Bring back some good or bad memories


October 9, 2023

Workers Standing Next to the Chain Used for the Titanic’s Anchor, ca. 1910

Titanic’s centre anchor was at the time and for some time to follow, the world’s largest anchor ever forged by hand. In its overall size the anchor measured an impressive 18ft 6in in length. The cast steel head of the anchor measured 10ft 9in in width and the anchor weighed an incredible 15ton 16cwts. The order for the anchors, both side and centre, were received from Harland & Wolff in late 1910 by the Black Country’s historic forging company, Noah Hingley & Sons Ltd in Netherton, near Dudley, United Kigdom. But not every part of the anchors was to be produced by Hingley’s.

There are more than 3000 employees who worked on the Titanic’s anchor. Managing such a number requires perfect management skills and the ability to hire like-minded staff.

The anchor chain used for the Titanic was made of high-quality steel, specifically designed to withstand the immense forces exerted on it. The chain was exceptionally heavy, with each link weighing hundreds of pounds. It was necessary to use such a robust chain due to the Titanic's enormous size and weight, which required a strong anchor system to secure the ship safely in various ports.

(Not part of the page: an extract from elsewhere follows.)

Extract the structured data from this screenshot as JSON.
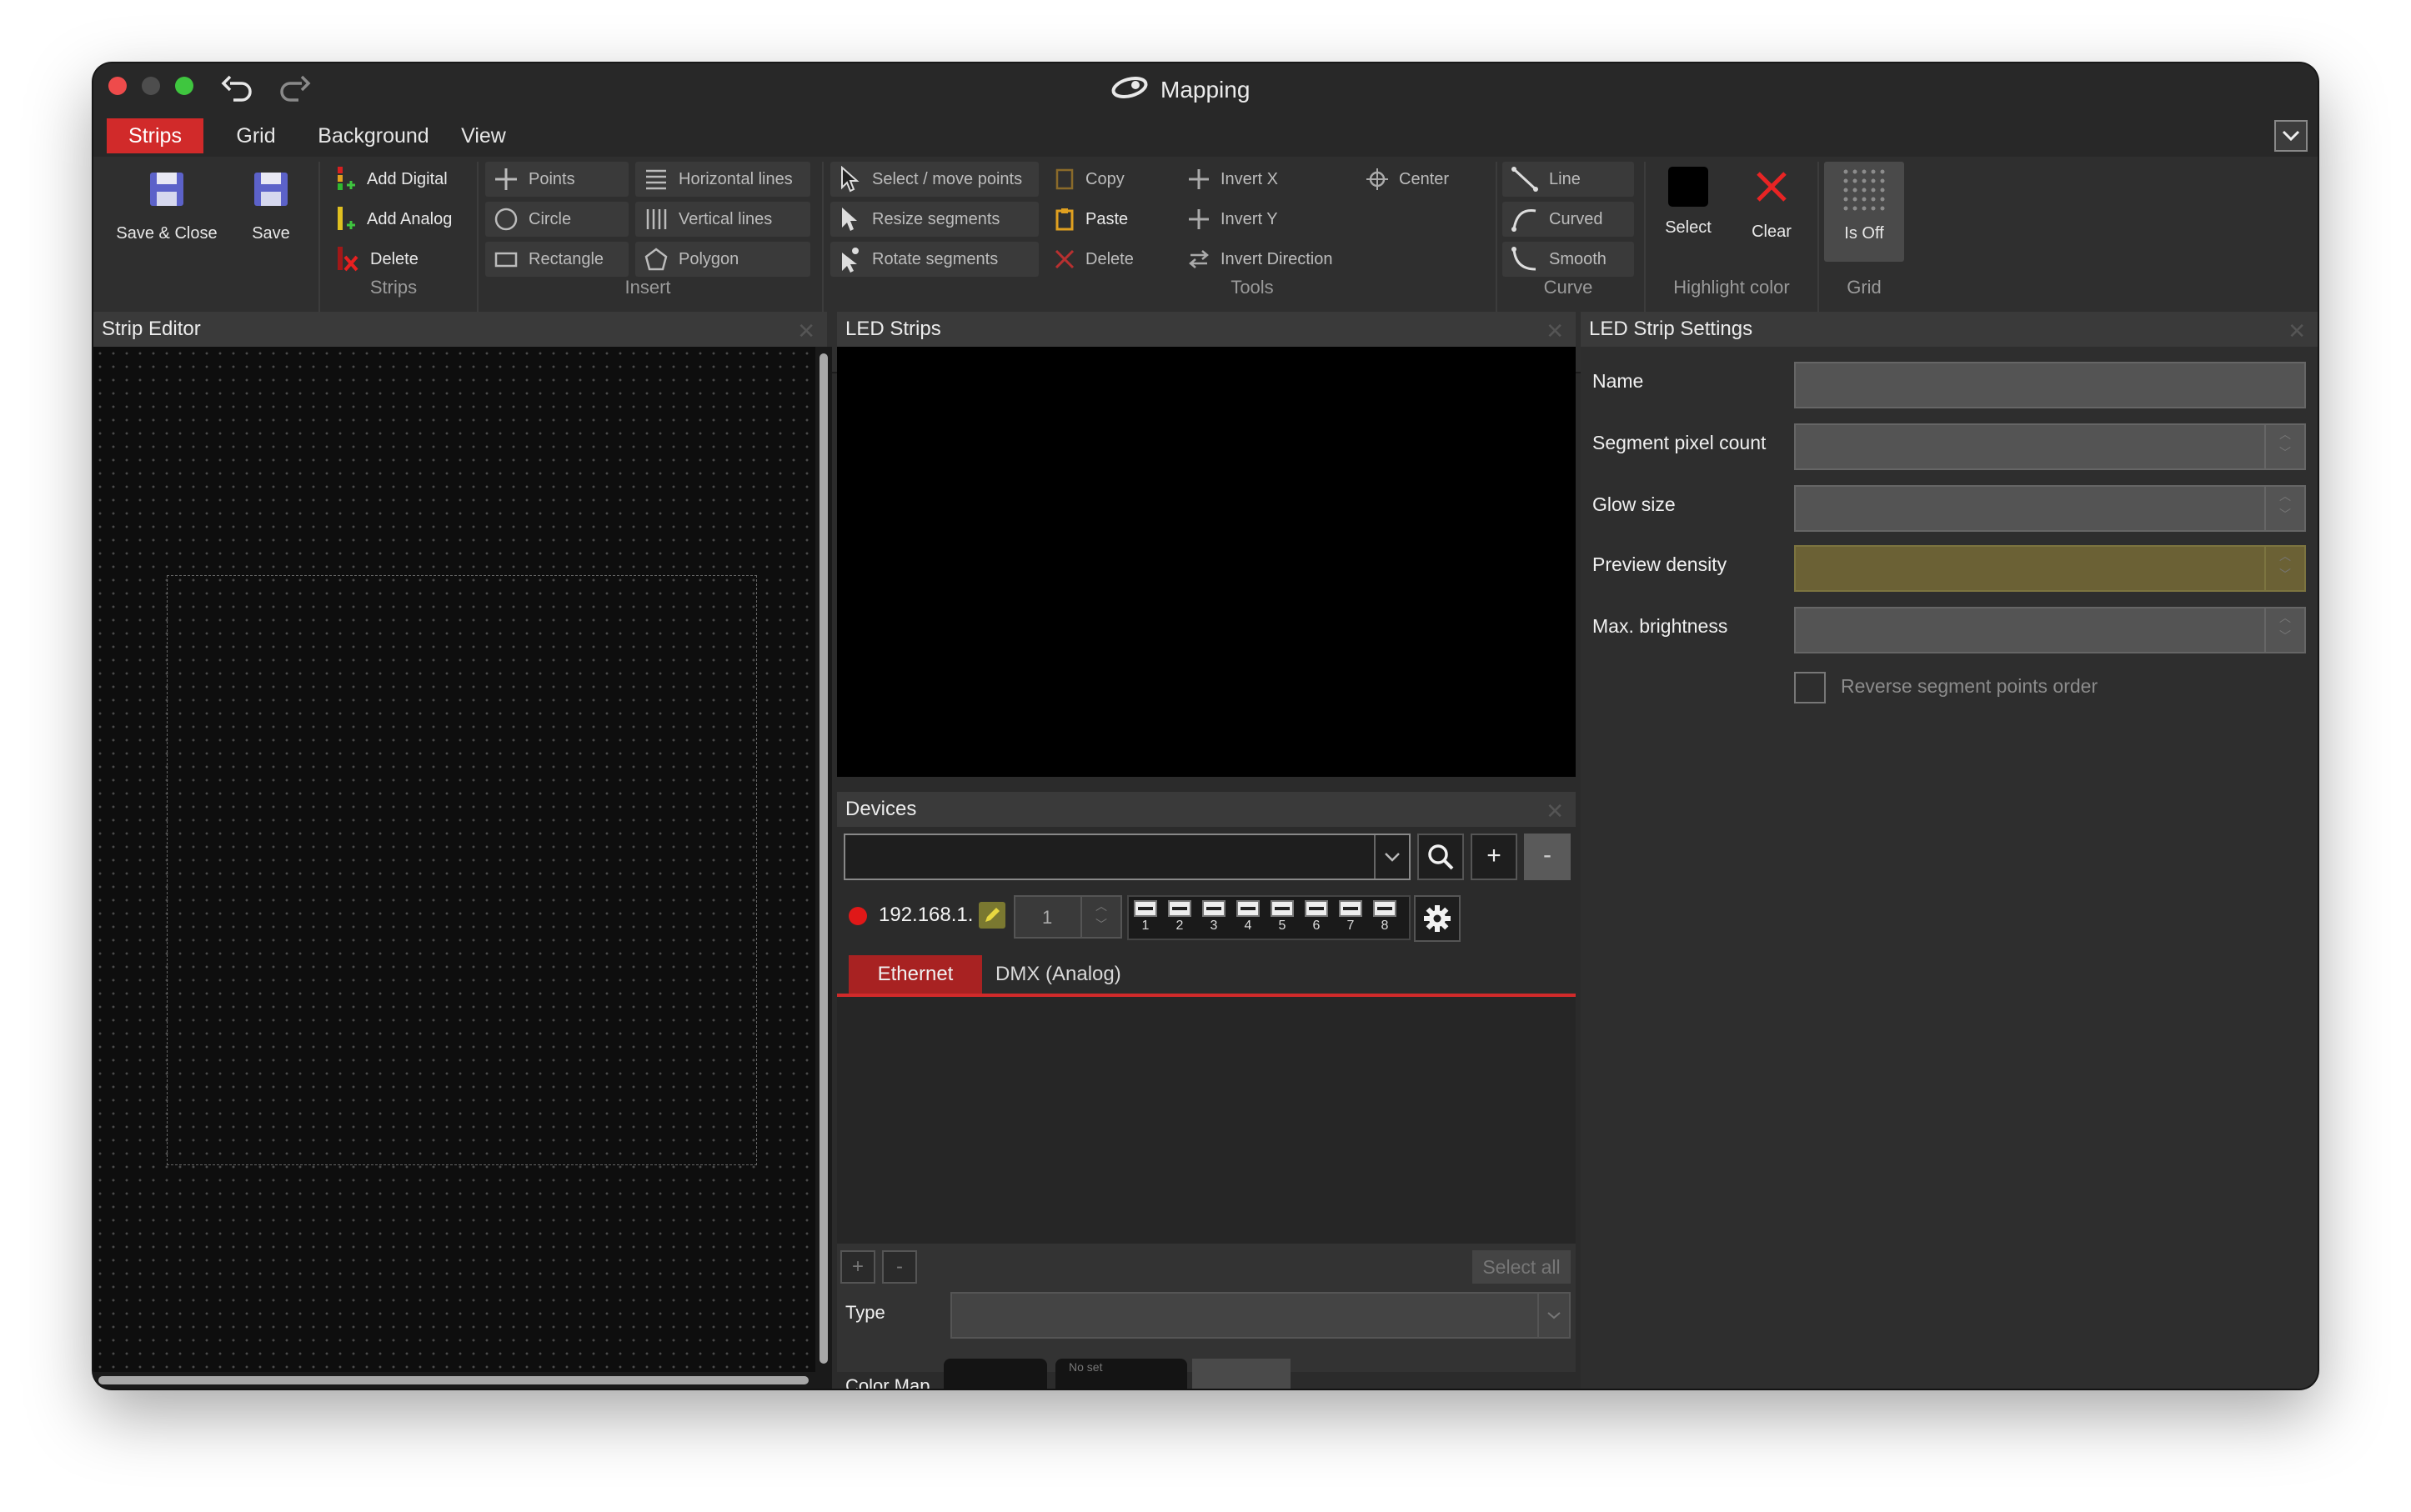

The construction of the anchor chain was a meticulous process, involving skilled craftsmen and specialized machinery. Each link had to be forged and inspected to ensure its integrity. The entire chain was carefully assembled and tested to guarantee its reliability.

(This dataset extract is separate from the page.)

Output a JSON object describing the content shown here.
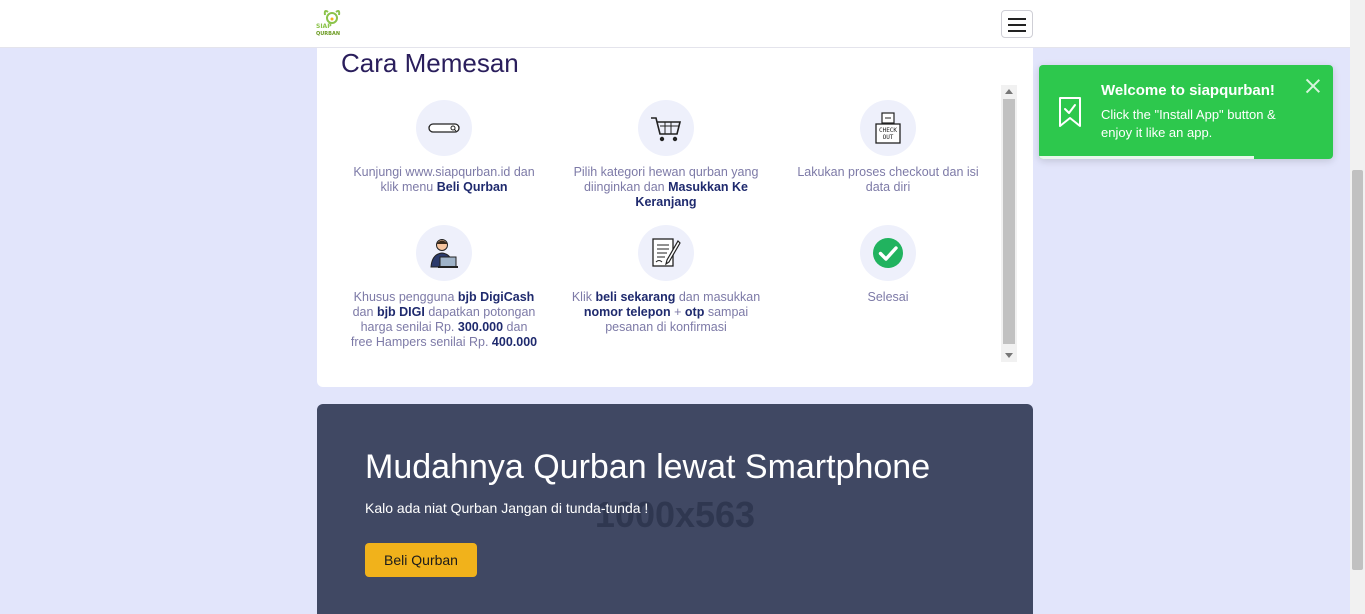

On the fateful night of April 14, 1912, when the Titanic struck an iceberg, the anchor chain played a role in the ship's evacuation. The crew attempted to use the chain to drag the ship away from the iceberg and prevent further damage, but the effort proved futile.


Post a Comment



Browse by Decades

Popular Posts


09 10